Frank Martin on his Concerto for Seven Wind Instruments:
"The Concerto for Seven Wind Instruments was composed in 1949 for a commission which the Bern Orchestra gave me for an orchestral work. I chose the instrumental layout and the form myself. I set out to display the musical qualities of the various soloists in the wind and brass groups as well as their virtuosity, and so I made the music brilliant and technically difficult. But I also tried to make the most of the characters of sonority and expression of the seven instruments, which differ so greatly in their manner of producing sound and in their mechanisms."
"The first movement is particularly characteristic in this regard: each musical element is connected with one soloist, and they make up a conversation in which each speaks his own language. Towards the end of this movement the violins take up a melody, first stated by the trombone, while each of the high instruments, by way of decoration, repeats what it introduced at the beginning of the movement."
"The second movement rests entirely on an ostinato beat in 2/4, which serves to accompany various melodic elements, some elegant and serene, others sombre or violent. A lyrical phrase, originally played by the bassoon at the very top of its range, concludes the movement, but now on the trombone in the sweetness of its middle register."
"The third movement, with some exceptions (the trumpet provides a phrase all of its own), generally places the soloists in groups. It is a lively dance in 3/4 rhythm which is interrupted by an important timpani solo. The rhythm now changes, and far away a march is heard, whcih gradually becomes louder until it seizes the whole orchestra. At the height of its development, the melody played by the bassoon and the trombonein the second movement bursts in. Then the rhythm changes again, returning imperceptibily to the 3/4 of the start, and after a chase of the flute and clarinet and then of the other high instruments, the piece ends with a new theme of popular character in a brilliant crescendo."
Frank Martin was born in Geneva, the son of a Calvinist minister. Although he received music lessons in youth, his parents insisted he study mathematics and physics - Martin began a course of study at age16, but did not complete it. He had received no further tuition in music when, in 1926, took part in a seminar on the role of rhythm in musical education, given in Geneva by Emil Jacques-Dalcroze. He studied and then taught at Jacques-Dalcroze's institute, lectured at the Geneva conservatory and was later president of the Swiss Musicians' Union. Eventually his compositions began to receive performances and he travelled extensively to further them. After the Second World War he taught in Amsterdam and Cologne.

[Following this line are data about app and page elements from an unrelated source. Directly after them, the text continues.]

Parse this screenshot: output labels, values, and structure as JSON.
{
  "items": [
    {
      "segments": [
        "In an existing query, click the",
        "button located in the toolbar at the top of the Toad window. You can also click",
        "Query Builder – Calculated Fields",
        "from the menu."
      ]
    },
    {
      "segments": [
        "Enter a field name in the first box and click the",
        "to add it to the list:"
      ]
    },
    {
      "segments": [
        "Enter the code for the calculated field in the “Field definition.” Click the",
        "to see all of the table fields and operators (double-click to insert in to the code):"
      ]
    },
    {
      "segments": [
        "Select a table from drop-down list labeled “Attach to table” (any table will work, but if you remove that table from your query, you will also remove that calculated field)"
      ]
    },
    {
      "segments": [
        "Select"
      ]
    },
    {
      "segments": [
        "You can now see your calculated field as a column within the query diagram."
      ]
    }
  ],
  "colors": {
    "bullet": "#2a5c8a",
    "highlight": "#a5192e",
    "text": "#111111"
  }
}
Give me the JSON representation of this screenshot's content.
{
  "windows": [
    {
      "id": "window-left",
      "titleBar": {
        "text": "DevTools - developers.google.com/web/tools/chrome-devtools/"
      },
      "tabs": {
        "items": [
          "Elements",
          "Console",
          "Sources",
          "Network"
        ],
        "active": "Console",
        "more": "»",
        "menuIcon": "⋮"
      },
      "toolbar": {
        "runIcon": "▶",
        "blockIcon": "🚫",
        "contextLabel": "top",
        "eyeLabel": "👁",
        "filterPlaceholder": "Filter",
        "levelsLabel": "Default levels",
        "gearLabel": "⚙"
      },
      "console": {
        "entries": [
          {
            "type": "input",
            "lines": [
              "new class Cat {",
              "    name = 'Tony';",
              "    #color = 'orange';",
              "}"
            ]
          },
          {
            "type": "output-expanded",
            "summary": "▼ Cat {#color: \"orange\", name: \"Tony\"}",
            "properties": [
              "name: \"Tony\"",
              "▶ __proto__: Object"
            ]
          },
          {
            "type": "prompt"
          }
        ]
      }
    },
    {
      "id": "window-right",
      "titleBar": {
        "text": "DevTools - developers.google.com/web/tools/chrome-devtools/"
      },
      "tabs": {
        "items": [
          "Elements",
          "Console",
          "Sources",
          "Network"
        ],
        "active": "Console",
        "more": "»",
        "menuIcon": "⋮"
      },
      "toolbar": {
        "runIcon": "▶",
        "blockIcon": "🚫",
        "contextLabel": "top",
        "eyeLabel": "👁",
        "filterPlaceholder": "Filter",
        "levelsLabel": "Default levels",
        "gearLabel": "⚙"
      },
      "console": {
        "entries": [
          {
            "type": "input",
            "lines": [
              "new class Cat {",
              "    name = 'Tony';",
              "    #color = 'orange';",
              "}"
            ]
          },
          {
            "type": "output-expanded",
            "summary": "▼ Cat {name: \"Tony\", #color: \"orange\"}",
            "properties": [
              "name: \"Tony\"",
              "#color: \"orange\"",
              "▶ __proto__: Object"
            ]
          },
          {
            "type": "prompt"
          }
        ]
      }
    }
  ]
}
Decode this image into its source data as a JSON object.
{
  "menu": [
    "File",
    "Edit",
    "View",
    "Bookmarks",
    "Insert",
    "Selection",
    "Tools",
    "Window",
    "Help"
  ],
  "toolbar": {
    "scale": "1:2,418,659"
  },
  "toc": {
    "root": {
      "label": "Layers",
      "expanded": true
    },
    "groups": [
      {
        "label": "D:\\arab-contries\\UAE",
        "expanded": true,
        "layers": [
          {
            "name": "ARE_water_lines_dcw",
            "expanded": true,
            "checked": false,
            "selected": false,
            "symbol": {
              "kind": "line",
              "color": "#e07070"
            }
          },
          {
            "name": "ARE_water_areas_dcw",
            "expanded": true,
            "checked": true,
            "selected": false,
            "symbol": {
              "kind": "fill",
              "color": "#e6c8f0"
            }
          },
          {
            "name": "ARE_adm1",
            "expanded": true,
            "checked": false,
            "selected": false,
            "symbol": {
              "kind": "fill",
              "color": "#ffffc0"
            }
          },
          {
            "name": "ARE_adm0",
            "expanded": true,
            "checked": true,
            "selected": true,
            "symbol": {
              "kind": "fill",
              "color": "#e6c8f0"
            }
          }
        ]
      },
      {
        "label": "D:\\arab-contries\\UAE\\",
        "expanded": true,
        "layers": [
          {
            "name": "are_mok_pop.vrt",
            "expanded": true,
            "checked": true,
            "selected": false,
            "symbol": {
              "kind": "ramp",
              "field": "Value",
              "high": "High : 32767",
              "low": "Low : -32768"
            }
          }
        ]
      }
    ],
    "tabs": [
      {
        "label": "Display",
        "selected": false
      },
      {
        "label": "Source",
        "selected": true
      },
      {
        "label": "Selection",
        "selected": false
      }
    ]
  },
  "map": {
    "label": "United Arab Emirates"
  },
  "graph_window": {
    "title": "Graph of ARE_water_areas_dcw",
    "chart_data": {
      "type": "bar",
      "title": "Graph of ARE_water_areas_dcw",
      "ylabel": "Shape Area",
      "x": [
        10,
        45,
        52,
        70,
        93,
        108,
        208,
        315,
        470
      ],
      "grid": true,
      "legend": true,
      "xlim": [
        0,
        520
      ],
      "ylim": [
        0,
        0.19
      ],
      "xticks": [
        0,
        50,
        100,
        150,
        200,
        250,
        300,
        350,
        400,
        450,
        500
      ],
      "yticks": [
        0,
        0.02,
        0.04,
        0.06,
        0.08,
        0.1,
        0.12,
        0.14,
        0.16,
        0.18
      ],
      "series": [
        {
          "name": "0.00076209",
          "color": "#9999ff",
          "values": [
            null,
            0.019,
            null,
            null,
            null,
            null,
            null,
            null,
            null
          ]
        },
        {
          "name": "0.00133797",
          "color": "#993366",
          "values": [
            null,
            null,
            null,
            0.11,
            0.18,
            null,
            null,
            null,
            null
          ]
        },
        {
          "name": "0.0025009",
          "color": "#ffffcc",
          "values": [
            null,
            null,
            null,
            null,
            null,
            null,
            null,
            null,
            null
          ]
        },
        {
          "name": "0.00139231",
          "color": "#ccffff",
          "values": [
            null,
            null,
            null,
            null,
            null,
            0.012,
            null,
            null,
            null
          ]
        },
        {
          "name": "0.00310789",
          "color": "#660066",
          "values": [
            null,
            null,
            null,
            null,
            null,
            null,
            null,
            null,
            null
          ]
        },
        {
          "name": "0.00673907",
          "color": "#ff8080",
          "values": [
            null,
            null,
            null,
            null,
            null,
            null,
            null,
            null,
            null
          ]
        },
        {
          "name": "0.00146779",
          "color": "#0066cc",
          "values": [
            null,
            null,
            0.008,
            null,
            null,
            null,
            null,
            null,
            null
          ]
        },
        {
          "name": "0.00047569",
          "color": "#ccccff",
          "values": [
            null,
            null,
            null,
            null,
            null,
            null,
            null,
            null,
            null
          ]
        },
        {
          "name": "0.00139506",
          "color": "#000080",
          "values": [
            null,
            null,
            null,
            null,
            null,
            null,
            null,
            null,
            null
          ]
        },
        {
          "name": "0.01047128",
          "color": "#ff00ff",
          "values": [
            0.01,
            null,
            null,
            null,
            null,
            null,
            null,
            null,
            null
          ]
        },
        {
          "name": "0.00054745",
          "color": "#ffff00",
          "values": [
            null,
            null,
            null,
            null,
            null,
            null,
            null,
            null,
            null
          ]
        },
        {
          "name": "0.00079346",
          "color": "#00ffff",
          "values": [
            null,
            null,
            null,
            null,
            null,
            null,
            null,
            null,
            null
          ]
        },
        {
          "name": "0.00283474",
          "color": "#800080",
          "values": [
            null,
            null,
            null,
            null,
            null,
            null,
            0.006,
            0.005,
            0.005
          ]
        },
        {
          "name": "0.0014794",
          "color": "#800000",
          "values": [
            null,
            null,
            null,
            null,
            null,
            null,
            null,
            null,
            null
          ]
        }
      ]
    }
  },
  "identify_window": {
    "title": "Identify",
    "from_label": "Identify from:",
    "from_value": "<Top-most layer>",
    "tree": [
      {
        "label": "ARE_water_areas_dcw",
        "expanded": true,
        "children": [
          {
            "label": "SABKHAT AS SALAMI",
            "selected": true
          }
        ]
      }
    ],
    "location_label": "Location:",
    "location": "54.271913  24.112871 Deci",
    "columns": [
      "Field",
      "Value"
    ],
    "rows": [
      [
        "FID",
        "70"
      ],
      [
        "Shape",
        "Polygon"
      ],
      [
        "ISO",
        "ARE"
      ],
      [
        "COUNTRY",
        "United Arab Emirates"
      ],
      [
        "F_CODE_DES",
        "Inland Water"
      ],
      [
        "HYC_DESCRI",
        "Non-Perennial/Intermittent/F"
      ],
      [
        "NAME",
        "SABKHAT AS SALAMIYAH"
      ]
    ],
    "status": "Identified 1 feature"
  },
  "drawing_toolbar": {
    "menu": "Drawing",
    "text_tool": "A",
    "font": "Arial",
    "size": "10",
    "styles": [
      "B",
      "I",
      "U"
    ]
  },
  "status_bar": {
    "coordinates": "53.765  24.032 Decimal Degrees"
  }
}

Martin's lengthy development as a composer encompasses a wide range of styles and approaches; initially influenced by J.S. Bach and Fryderyk Chopin, he embraced the modernist influences of Ravel and Debussy, folk music from Bulgaria and India and free atonality before discovering the serial methods of Schoenberg. Although his 'early' works have considerable merits, he is not thought to have achieved a mature style until 1941 with the completion of his oratorio Le vin herbé. His most famous work is probably the oratorio Golgotha (1945-48), an example of his love of tone-colour, smooth part-writing and extended harmony.